• [Task requirements]
The required result is a copy of each line below in which "text" appears.

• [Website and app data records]

• • • • •

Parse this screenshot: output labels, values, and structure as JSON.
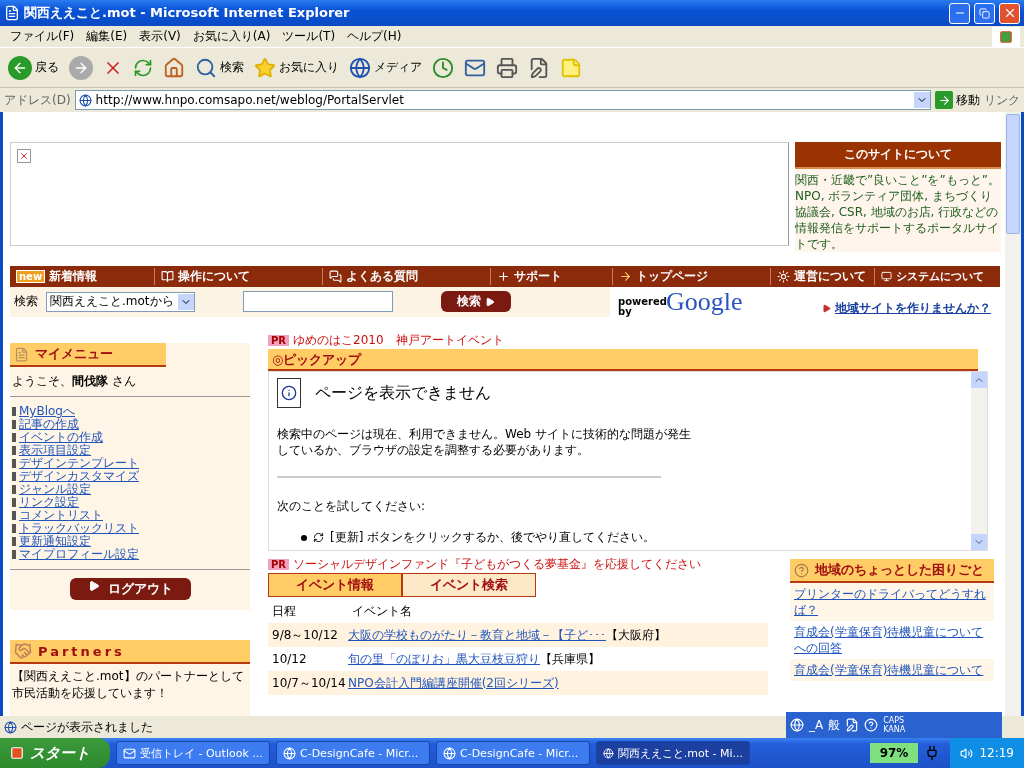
{
  "window": {
    "title": "関西ええこと.mot - Microsoft Internet Explorer"
  },
  "menu": [
    "ファイル(F)",
    "編集(E)",
    "表示(V)",
    "お気に入り(A)",
    "ツール(T)",
    "ヘルプ(H)"
  ],
  "toolbar": [
    {
      "kind": "back",
      "label": "戻る"
    },
    {
      "kind": "forward"
    },
    {
      "kind": "stop"
    },
    {
      "kind": "refresh"
    },
    {
      "kind": "home"
    },
    {
      "kind": "search",
      "label": "検索"
    },
    {
      "kind": "favorites",
      "label": "お気に入り"
    },
    {
      "kind": "media",
      "label": "メディア"
    },
    {
      "kind": "history"
    },
    {
      "kind": "mail"
    },
    {
      "kind": "print"
    },
    {
      "kind": "edit"
    },
    {
      "kind": "note"
    }
  ],
  "address": {
    "label": "アドレス(D)",
    "value": "http://www.hnpo.comsapo.net/weblog/PortalServlet",
    "go": "移動",
    "links": "リンク"
  },
  "about": {
    "title": "このサイトについて",
    "text": "関西・近畿で”良いこと”を”もっと”。NPO, ボランティア団体, まちづくり協議会, CSR, 地域のお店, 行政などの情報発信をサポートするポータルサイトです。"
  },
  "nav": [
    {
      "kind": "new",
      "badge": "new",
      "label": "新着情報"
    },
    {
      "kind": "book",
      "label": "操作について"
    },
    {
      "kind": "qa",
      "label": "よくある質問"
    },
    {
      "kind": "plus",
      "label": "サポート"
    },
    {
      "kind": "arrow",
      "label": "トップページ"
    },
    {
      "kind": "sun",
      "label": "運営について"
    },
    {
      "kind": "system",
      "label": "システムについて"
    }
  ],
  "search": {
    "label": "検索",
    "scope": "関西ええこと.motから",
    "button": "検索",
    "powered": "powered by",
    "logo": "Google"
  },
  "region_link": "地域サイトを作りませんか？",
  "my_menu": {
    "title": "マイメニュー",
    "welcome": "ようこそ、**間伐隊** さん",
    "links": [
      "MyBlogへ",
      "記事の作成",
      "イベントの作成",
      "表示項目設定",
      "デザインテンプレート",
      "デザインカスタマイズ",
      "ジャンル設定",
      "リンク設定",
      "コメントリスト",
      "トラックバックリスト",
      "更新通知設定",
      "マイプロフィール設定"
    ],
    "logout": "ログアウト"
  },
  "partners": {
    "title": "Partners",
    "text": "【関西ええこと.mot】のパートナーとして市民活動を応援しています！"
  },
  "pr_top": {
    "badge": "PR",
    "text": "ゆめのはこ2010　神戸アートイベント"
  },
  "pickup": {
    "title": "◎ピックアップ",
    "error_title": "ページを表示できません",
    "message": "検索中のページは現在、利用できません。Web サイトに技術的な問題が発生しているか、ブラウザの設定を調整する必要があります。",
    "try": "次のことを試してください:",
    "bullet": "[更新] ボタンをクリックするか、後でやり直してください。"
  },
  "pr_bottom": {
    "badge": "PR",
    "text": "ソーシャルデザインファンド『子どもがつくる夢基金』を応援してください"
  },
  "event_tabs": [
    {
      "label": "イベント情報",
      "selected": true
    },
    {
      "label": "イベント検索",
      "selected": false
    }
  ],
  "event_columns": [
    "日程",
    "イベント名"
  ],
  "events": [
    {
      "date": "9/8～10/12",
      "title": "大阪の学校ものがたり－教育と地域－【子ど･･･",
      "pref": "【大阪府】"
    },
    {
      "date": "10/12",
      "title": "旬の里「のぼりお」黒大豆枝豆狩り",
      "pref": "【兵庫県】"
    },
    {
      "date": "10/7～10/14",
      "title": "NPO会計入門編講座開催(2回シリーズ)"
    }
  ],
  "questions": {
    "title": "地域のちょっとした困りごと",
    "items": [
      "プリンターのドライバってどうすれば？",
      "育成会(学童保育)待機児童についてへの回答",
      "育成会(学童保育)待機児童について"
    ]
  },
  "status": "ページが表示されました",
  "langbar": [
    "_A",
    "般",
    "CAPS",
    "KANA"
  ],
  "taskbar": {
    "start": "スタート",
    "tasks": [
      {
        "label": "受信トレイ - Outlook ...",
        "selected": false
      },
      {
        "label": "C-DesignCafe - Micr...",
        "selected": false
      },
      {
        "label": "C-DesignCafe - Micr...",
        "selected": false
      },
      {
        "label": "関西ええこと.mot - Mi...",
        "selected": true
      }
    ],
    "battery": "97%",
    "clock": "12:19"
  }
}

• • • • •

• [Task result]
    "text": "関西・近畿で”良いこと”を”もっと”。NPO, ボランティア団体, まちづくり協議会, CSR, 地域のお店, 行政などの情報発信をサポートするポータルサイトです。"
    "text": "【関西ええこと.mot】のパートナーとして市民活動を応援しています！"
    "text": "ゆめのはこ2010　神戸アートイベント"
    "text": "ソーシャルデザインファンド『子どもがつくる夢基金』を応援してください"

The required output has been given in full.